  with the roles of ports defined \textit{a priori} by the Rapid
  Spaning Tree Protocol (RSTP) algorithm (\cite{biblio:IEEE8021D},
Studies (\cite{biblio:Robustness}) suggest that, given the limitations
in topology, the two uplinks of WRSv2 might be not sufficient to
achieve high network reliability. The next version of the
\textcolor{red}{WR Switch (WRSv3)} will eliminate this limitation.

The choice of an active clock path -- the uplink which is used for
syntonization and synchronization -- is made based on the RSTP


The redundancy of clock path ensures continuity of clock distribution
but introduces a possible instability of the recovered clock during
the process of switching between sources (active uplink), further
called \textit{switch-over}. Syntonization and synchronization are
governed by SyncE and WRPTP respectively.  Therefore, both need to
take account of stability during \textit{switch-over}.
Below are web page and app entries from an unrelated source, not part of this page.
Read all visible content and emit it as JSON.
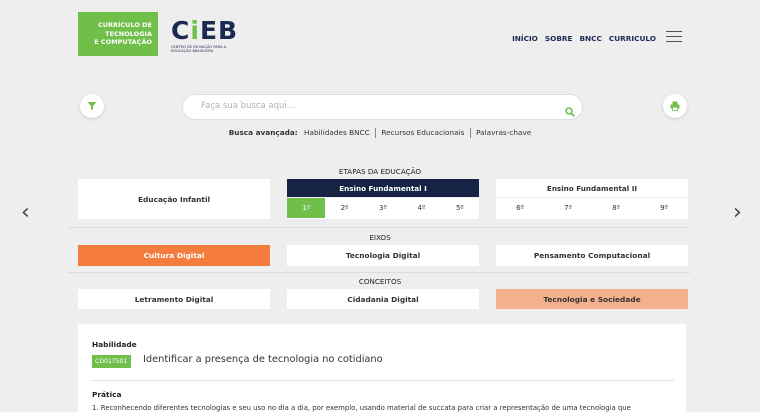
{
  "brand": {
    "lines": [
      "CURRÍCULO DE",
      "TECNOLOGIA",
      "E COMPUTAÇÃO"
    ],
    "logo_text": "CIEB",
    "logo_subtitle": "CENTRO DE INOVAÇÃO PARA A EDUCAÇÃO BRASILEIRA"
  },
  "nav": [
    "INÍCIO",
    "SOBRE",
    "BNCC",
    "CURRICULO"
  ],
  "search": {
    "placeholder": "Faça sua busca aqui...",
    "advanced_label": "Busca avançada:",
    "advanced_links": [
      "Habilidades BNCC",
      "Recursos Educacionais",
      "Palavras-chave"
    ]
  },
  "etapas": {
    "title": "ETAPAS DA EDUCAÇÃO",
    "infantil": "Educação Infantil",
    "fund1": {
      "label": "Ensino Fundamental I",
      "years": [
        "1º",
        "2º",
        "3º",
        "4º",
        "5º"
      ],
      "active_year": "1º"
    },
    "fund2": {
      "label": "Ensino Fundamental II",
      "years": [
        "6º",
        "7º",
        "8º",
        "9º"
      ]
    }
  },
  "eixos": {
    "title": "EIXOS",
    "items": [
      "Cultura Digital",
      "Tecnologia Digital",
      "Pensamento Computacional"
    ],
    "active": "Cultura Digital"
  },
  "conceitos": {
    "title": "CONCEITOS",
    "items": [
      "Letramento Digital",
      "Cidadania Digital",
      "Tecnologia e Sociedade"
    ],
    "active": "Tecnologia e Sociedade"
  },
  "content": {
    "habilidade_label": "Habilidade",
    "code": "CD01TS01",
    "habilidade_text": "Identificar a presença de tecnologia no cotidiano",
    "pratica_label": "Prática",
    "pratica_text": "1. Reconhecendo diferentes tecnologias e seu uso no dia a dia, por exemplo, usando material de succata para criar a representação de uma tecnologia que"
  },
  "colors": {
    "green": "#6fbf4a",
    "navy": "#152445",
    "orange": "#f47c3c",
    "salmon": "#f4b08c"
  },
  "icons": [
    "filter-icon",
    "search-icon",
    "print-icon",
    "chevron-left-icon",
    "chevron-right-icon",
    "hamburger-icon"
  ]
}
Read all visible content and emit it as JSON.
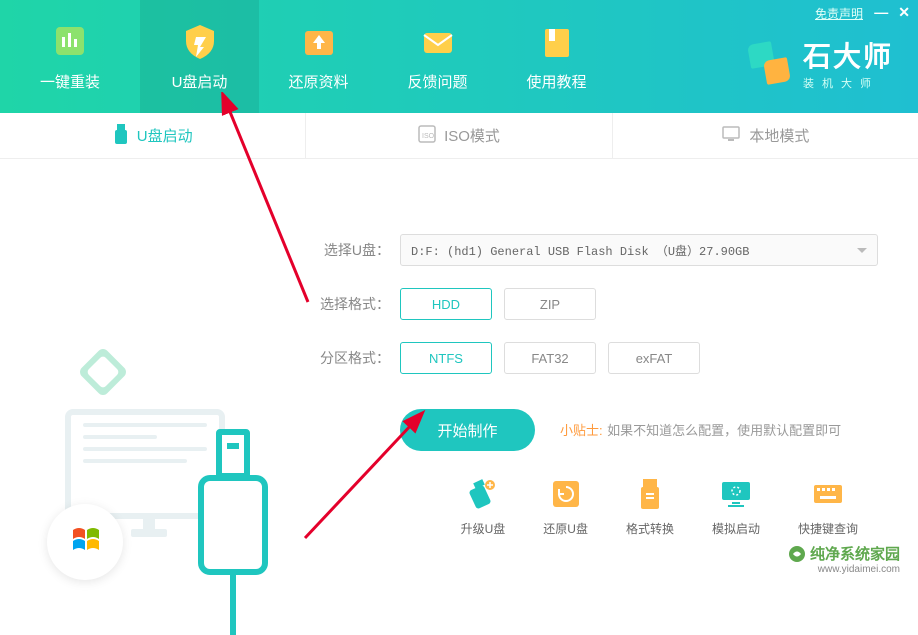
{
  "header": {
    "disclaimer": "免责声明",
    "nav": [
      {
        "label": "一键重装"
      },
      {
        "label": "U盘启动"
      },
      {
        "label": "还原资料"
      },
      {
        "label": "反馈问题"
      },
      {
        "label": "使用教程"
      }
    ],
    "brand_title": "石大师",
    "brand_sub": "装机大师"
  },
  "subtabs": [
    {
      "label": "U盘启动",
      "active": true
    },
    {
      "label": "ISO模式",
      "active": false
    },
    {
      "label": "本地模式",
      "active": false
    }
  ],
  "form": {
    "drive_label": "选择U盘：",
    "drive_value": "D:F: (hd1) General USB Flash Disk （U盘）27.90GB",
    "format_label": "选择格式：",
    "format_options": [
      "HDD",
      "ZIP"
    ],
    "format_selected_index": 0,
    "partition_label": "分区格式：",
    "partition_options": [
      "NTFS",
      "FAT32",
      "exFAT"
    ],
    "partition_selected_index": 0,
    "start_button": "开始制作",
    "tip_label": "小贴士:",
    "tip_text": "如果不知道怎么配置，使用默认配置即可"
  },
  "bottom_tools": [
    {
      "label": "升级U盘"
    },
    {
      "label": "还原U盘"
    },
    {
      "label": "格式转换"
    },
    {
      "label": "模拟启动"
    },
    {
      "label": "快捷键查询"
    }
  ],
  "watermark": {
    "line1": "纯净系统家园",
    "line2": "www.yidaimei.com"
  }
}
The White Rabbit clock recovery unit (described in
Sec.~\ref{sec:hwSupport}), by design, enables multiple inputs (RX
clocks). The phase and frequency errors of all the input clocks are
continuously tracked and fed into the VCTCXO control algorithm and a
\textcolor{red}{delay can be introduced to wait for freqency/phase
  error validation}, if tests show such a need. Therefore, SyncE-wise
switch-over is considered seamless for syntonization.
\textcolor{blue}{I would need some numbers and tests here}


Since a WRN is a set of independent M-to-S link connections, WRPTP is
unaware of whether a given link is active or not. Delay and offset
measurements are performed on all the links all the time and the
information is provided to the clock recovery unit (see
\figurename~\ref{fig:PLL}). Therefore, the switch-over is unnoticible
for WRPTP and shall be seamless for synchronization.
\textcolor{blue}{ Measurement of "backup" offset and delay with
  reference to the primary one - idea by Tomek to further decrease
  switch-over instability }
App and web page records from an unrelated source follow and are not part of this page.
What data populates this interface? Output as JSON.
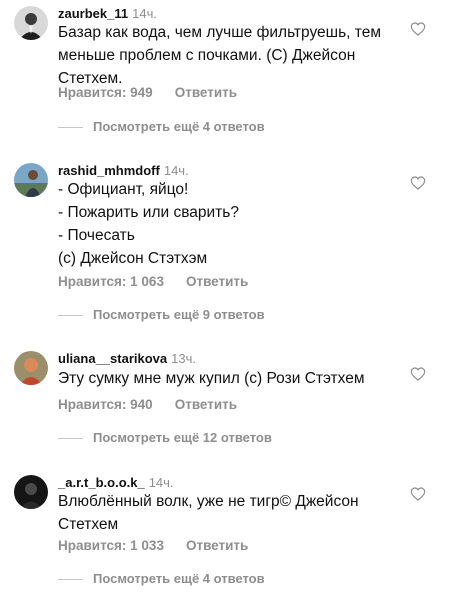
{
  "comments": [
    {
      "username": "zaurbek_11",
      "time": "14ч.",
      "lines": [
        "Базар как вода, чем лучше фильтруешь, тем",
        "меньше проблем с почками. (С) Джейсон",
        "Стетхем."
      ],
      "likes_label": "Нравится: 949",
      "reply_label": "Ответить",
      "more_label": "Посмотреть ещё 4 ответов"
    },
    {
      "username": "rashid_mhmdoff",
      "time": "14ч.",
      "lines": [
        "- Официант, яйцо!",
        "- Пожарить или сварить?",
        "- Почесать",
        "(с) Джейсон Стэтхэм"
      ],
      "likes_label": "Нравится: 1 063",
      "reply_label": "Ответить",
      "more_label": "Посмотреть ещё 9 ответов"
    },
    {
      "username": "uliana__starikova",
      "time": "13ч.",
      "lines": [
        "Эту сумку мне муж купил (с) Рози Стэтхем"
      ],
      "likes_label": "Нравится: 940",
      "reply_label": "Ответить",
      "more_label": "Посмотреть ещё 12 ответов"
    },
    {
      "username": "_a.r.t_b.o.o.k_",
      "time": "14ч.",
      "lines": [
        "Влюблённый волк, уже не тигр© Джейсон",
        "Стетхем"
      ],
      "likes_label": "Нравится: 1 033",
      "reply_label": "Ответить",
      "more_label": "Посмотреть ещё 4 ответов"
    }
  ]
}
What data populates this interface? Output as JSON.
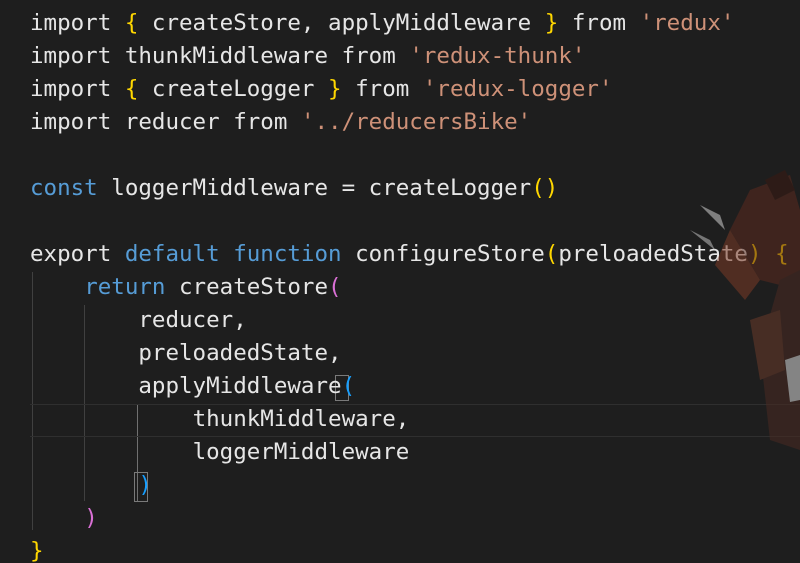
{
  "code": {
    "line1": {
      "kw": "import",
      "open": "{",
      "names": " createStore, applyMiddleware ",
      "close": "}",
      "from": "from",
      "module": "'redux'"
    },
    "line2": {
      "kw": "import",
      "name": "thunkMiddleware",
      "from": "from",
      "module": "'redux-thunk'"
    },
    "line3": {
      "kw": "import",
      "open": "{",
      "names": " createLogger ",
      "close": "}",
      "from": "from",
      "module": "'redux-logger'"
    },
    "line4": {
      "kw": "import",
      "name": "reducer",
      "from": "from",
      "module": "'../reducersBike'"
    },
    "line6": {
      "kw": "const",
      "name": "loggerMiddleware",
      "eq": "=",
      "fn": "createLogger",
      "parens": "()"
    },
    "line8": {
      "export": "export",
      "default": "default",
      "function": "function",
      "fn": "configureStore",
      "popen": "(",
      "param": "preloadedState",
      "pclose": ")",
      "brace": "{"
    },
    "line9": {
      "kw": "return",
      "fn": "createStore",
      "popen": "("
    },
    "line10": {
      "text": "reducer,"
    },
    "line11": {
      "text": "preloadedState,"
    },
    "line12": {
      "fn": "applyMiddleware",
      "popen": "("
    },
    "line13": {
      "text": "thunkMiddleware,"
    },
    "line14": {
      "text": "loggerMiddleware"
    },
    "line15": {
      "pclose": ")"
    },
    "line16": {
      "pclose": ")"
    },
    "line17": {
      "brace": "}"
    }
  },
  "colors": {
    "background": "#1e1e1e",
    "keyword_blue": "#569cd6",
    "keyword_pink": "#c586c0",
    "string": "#ce9178",
    "brace_gold": "#ffd700",
    "paren_pink": "#da70d6",
    "paren_blue": "#179fff"
  },
  "decor": {
    "mascot": "anime-character-watermark"
  }
}
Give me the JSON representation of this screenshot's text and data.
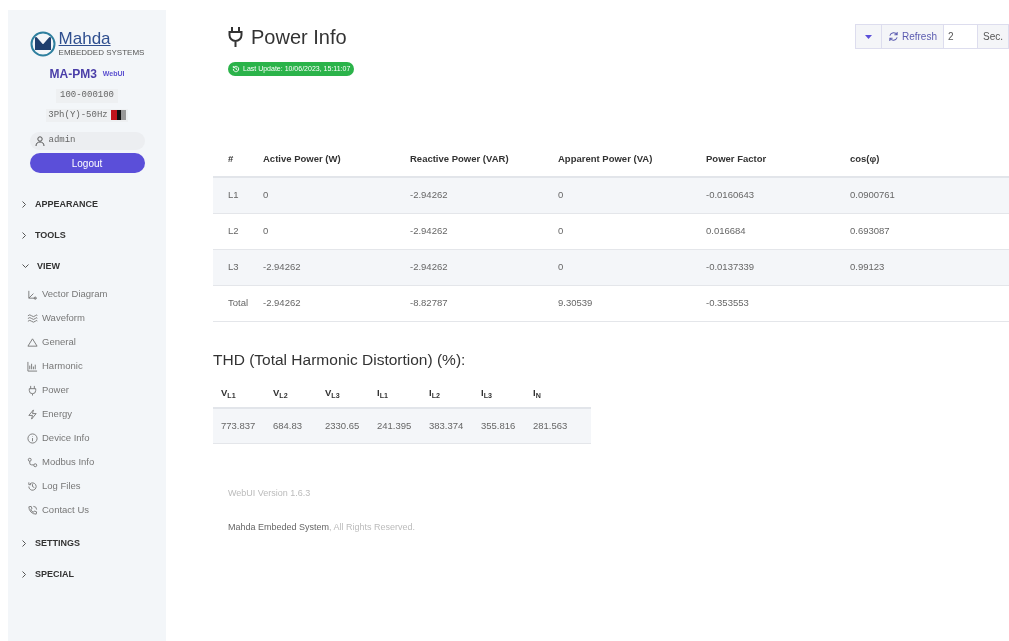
{
  "sidebar": {
    "logo": {
      "name": "Mahda",
      "tagline": "EMBEDDED SYSTEMS"
    },
    "model": "MA-PM3",
    "badge": "WebUI",
    "serial": "100-000100",
    "config": "3Ph(Y)-50Hz",
    "user": "admin",
    "logout": "Logout",
    "sections": [
      {
        "label": "APPEARANCE",
        "expanded": false
      },
      {
        "label": "TOOLS",
        "expanded": false
      },
      {
        "label": "VIEW",
        "expanded": true,
        "children": [
          {
            "label": "Vector Diagram"
          },
          {
            "label": "Waveform"
          },
          {
            "label": "General"
          },
          {
            "label": "Harmonic"
          },
          {
            "label": "Power"
          },
          {
            "label": "Energy"
          },
          {
            "label": "Device Info"
          },
          {
            "label": "Modbus Info"
          },
          {
            "label": "Log Files"
          },
          {
            "label": "Contact Us"
          }
        ]
      },
      {
        "label": "SETTINGS",
        "expanded": false
      },
      {
        "label": "SPECIAL",
        "expanded": false
      }
    ]
  },
  "header": {
    "title": "Power Info",
    "last_update": "Last Update: 10/06/2023, 15:11:07"
  },
  "toolbar": {
    "refresh": "Refresh",
    "interval": "2",
    "unit": "Sec."
  },
  "power_table": {
    "columns": [
      "#",
      "Active Power (W)",
      "Reactive Power (VAR)",
      "Apparent Power (VA)",
      "Power Factor",
      "cos(φ)"
    ],
    "rows": [
      [
        "L1",
        "0",
        "-2.94262",
        "0",
        "-0.0160643",
        "0.0900761"
      ],
      [
        "L2",
        "0",
        "-2.94262",
        "0",
        "0.016684",
        "0.693087"
      ],
      [
        "L3",
        "-2.94262",
        "-2.94262",
        "0",
        "-0.0137339",
        "0.99123"
      ],
      [
        "Total",
        "-2.94262",
        "-8.82787",
        "9.30539",
        "-0.353553",
        ""
      ]
    ]
  },
  "thd": {
    "title": "THD (Total Harmonic Distortion) (%):",
    "columns": [
      "V$_{L1}$",
      "V$_{L2}$",
      "V$_{L3}$",
      "I$_{L1}$",
      "I$_{L2}$",
      "I$_{L3}$",
      "I$_{N}$"
    ],
    "values": [
      "773.837",
      "684.83",
      "2330.65",
      "241.395",
      "383.374",
      "355.816",
      "281.563"
    ]
  },
  "footer": {
    "version": "WebUI Version 1.6.3",
    "company": "Mahda Embeded System",
    "rights": ", All Rights Reserved."
  }
}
\subsection{External conditions variation}

Apart from the switch-over process, another potential source of clock
instability is a variation of external conditions,
e.g. temperature. It affects the characteristics of the physical
connections, consequently changing the delay introduced by the medium
--the variable delay ($\delta_{ms,sm}$).  It is important to note that
frequency distributed over SyncE is not affected by this
phenomenon. Therefore, only synchronization over WRPTP, i.e. delay
change, needs to be compensated. This is done by periodically
measuring the delay through a standard exchange of PTP messages. The
frequency of measurements needs to be greater then the speed of
temperature changes, which is reasonably slow.
\textcolor{red}{Therefore, a much lower rate of message exchange than
  in standard PTP is sufficient.}

\subsection{Loss of WRPTP-messages}
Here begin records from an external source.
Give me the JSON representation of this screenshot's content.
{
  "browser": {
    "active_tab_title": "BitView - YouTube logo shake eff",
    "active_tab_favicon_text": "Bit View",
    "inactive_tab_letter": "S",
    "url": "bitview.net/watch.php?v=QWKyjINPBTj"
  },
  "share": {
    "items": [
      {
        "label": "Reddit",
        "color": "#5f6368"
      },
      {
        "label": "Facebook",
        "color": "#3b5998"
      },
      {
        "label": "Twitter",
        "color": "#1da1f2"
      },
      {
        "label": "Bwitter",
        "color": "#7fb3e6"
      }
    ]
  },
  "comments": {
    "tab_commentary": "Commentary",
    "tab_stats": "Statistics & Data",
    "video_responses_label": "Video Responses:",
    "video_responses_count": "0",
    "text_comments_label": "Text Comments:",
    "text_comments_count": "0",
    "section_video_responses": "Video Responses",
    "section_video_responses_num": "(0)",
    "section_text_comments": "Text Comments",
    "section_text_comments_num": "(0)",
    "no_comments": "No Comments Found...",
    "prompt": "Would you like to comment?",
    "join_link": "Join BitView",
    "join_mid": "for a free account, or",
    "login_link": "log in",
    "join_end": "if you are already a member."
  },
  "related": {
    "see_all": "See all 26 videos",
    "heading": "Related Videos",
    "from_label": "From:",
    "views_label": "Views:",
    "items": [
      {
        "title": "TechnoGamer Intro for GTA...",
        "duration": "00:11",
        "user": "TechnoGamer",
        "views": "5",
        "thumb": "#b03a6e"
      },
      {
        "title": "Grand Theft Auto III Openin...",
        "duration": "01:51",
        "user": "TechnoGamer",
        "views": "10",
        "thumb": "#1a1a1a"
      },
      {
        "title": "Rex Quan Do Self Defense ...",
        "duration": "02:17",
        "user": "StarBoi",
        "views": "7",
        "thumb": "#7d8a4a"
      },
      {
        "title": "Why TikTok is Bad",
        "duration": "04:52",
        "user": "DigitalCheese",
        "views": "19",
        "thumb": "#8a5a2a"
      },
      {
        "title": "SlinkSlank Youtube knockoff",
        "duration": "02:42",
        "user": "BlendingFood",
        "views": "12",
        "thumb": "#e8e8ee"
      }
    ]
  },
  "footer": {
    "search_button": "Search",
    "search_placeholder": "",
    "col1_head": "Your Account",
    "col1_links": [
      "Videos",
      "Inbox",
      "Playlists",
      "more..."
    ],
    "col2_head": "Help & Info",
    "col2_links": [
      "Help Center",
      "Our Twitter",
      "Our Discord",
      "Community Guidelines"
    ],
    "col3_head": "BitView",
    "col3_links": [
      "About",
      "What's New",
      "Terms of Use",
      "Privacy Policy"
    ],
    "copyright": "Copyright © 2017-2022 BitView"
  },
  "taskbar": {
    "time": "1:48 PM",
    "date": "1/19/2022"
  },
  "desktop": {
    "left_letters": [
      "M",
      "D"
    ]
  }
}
PTP employs timeouts to address PTP-specific message loss, provoking
repetition of operations and re-sending of messages. WRPTP uses the
same idea during the \textit{WR Link Setup} (see
Sec.~\ref{sec:wrLinkSetup}) repeating operations and re-sending WR
management messages in case of message loss. The measurement of the
offset and delay in WRPTP is much more tolerant to multiple message
loss. Unlike standard PTP, WRPTP is responsible only for
synchronization (syntonization is done through SyncE). After achieving
synchronization with the master at the beginning of the connection,
the offset changes only due to temperature-related delay
variation. The rate of delay measurements through the PTP-message
exchange is supposed to be much greater than the rate of change of
physical medium parameters. Therefore, multiple PTP-message loss is
tolerated with no effects on clock stability.  \textcolor{blue}{we
  should probably have a sanity check in the PTP daemon for ruling out
  impossible corrections, i.e. very fast changes probably due to a
  measurement or transmission error}

\subsection{Cascading Boundary Clocks}

A switch can be seen as a boundary clock. In standard PTP, a cascade
of boundary clocks faces nonlinear decreasing synchronization accuracy
problems due to error accumulation.  \textcolor{blue}{
  \item if it is possible to make measurements (we need $\geq$ 3
    switches), measurements here
  \item the deterioration should be due to SyncE...
  \item measurements would answer the question: how many layers of
    switches we can have.